The leadership transition in Cambodia has taken a significant step forward, marking a notable departure from its violent history of power transfers.
After gaining independence from France in 1953, Cambodia has experienced several violent regime changes due to conquest, coups and civil wars. The latest events include the 1970 coup, the rise of the Khmer Rouge regime in 1975, a violent power transition in 1979 and a violent power struggle in 1997.
This time, the shift of power has been remarkably peaceful, with Hun Manet set to assume the role of prime minister on Aug 22, following the Cambodian People’s Party’s (CPP) victory at the Jul 23 election.
The reactions to Hun Manet’s appointment have been mixed: On one hand, there is optimism that Western-educated Hun Manet may improve Cambodia’s testy relationship with the West; on the other, there is concern that Hun Sen will still be running the show from behind the curtains.

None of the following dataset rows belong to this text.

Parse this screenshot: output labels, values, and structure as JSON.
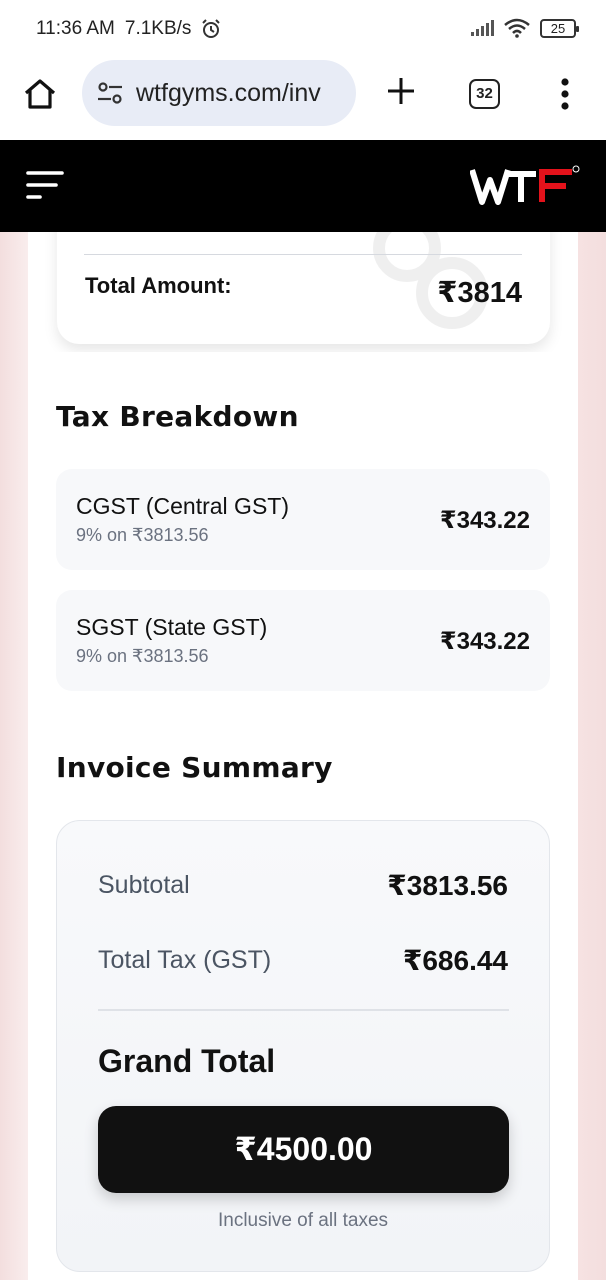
{
  "status_bar": {
    "time": "11:36 AM",
    "net_speed": "7.1KB/s",
    "battery": "25"
  },
  "browser": {
    "url": "wtfgyms.com/inv",
    "tab_count": "32",
    "icons": [
      "home-icon",
      "site-settings-icon",
      "plus-icon",
      "tabs-icon",
      "more-vert-icon"
    ]
  },
  "site": {
    "logo_text": "WTF",
    "logo_colors": {
      "primary": "#ffffff",
      "accent": "#e3121b"
    }
  },
  "order": {
    "total_label": "Total Amount:",
    "total_value": "₹3814"
  },
  "tax_breakdown": {
    "title": "Tax Breakdown",
    "rows": [
      {
        "name": "CGST (Central GST)",
        "sub": "9% on ₹3813.56",
        "amount": "₹343.22"
      },
      {
        "name": "SGST (State GST)",
        "sub": "9% on ₹3813.56",
        "amount": "₹343.22"
      }
    ]
  },
  "invoice_summary": {
    "title": "Invoice Summary",
    "subtotal_label": "Subtotal",
    "subtotal_value": "₹3813.56",
    "tax_label": "Total Tax (GST)",
    "tax_value": "₹686.44",
    "grand_label": "Grand Total",
    "grand_value": "₹4500.00",
    "note": "Inclusive of all taxes"
  }
}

While it is still early to fully evaluate Hun Manet’s leadership capacity, we can glean insights into his worldview from his academic background and over a decade of experience as the army chief and head of the CPP youth wing.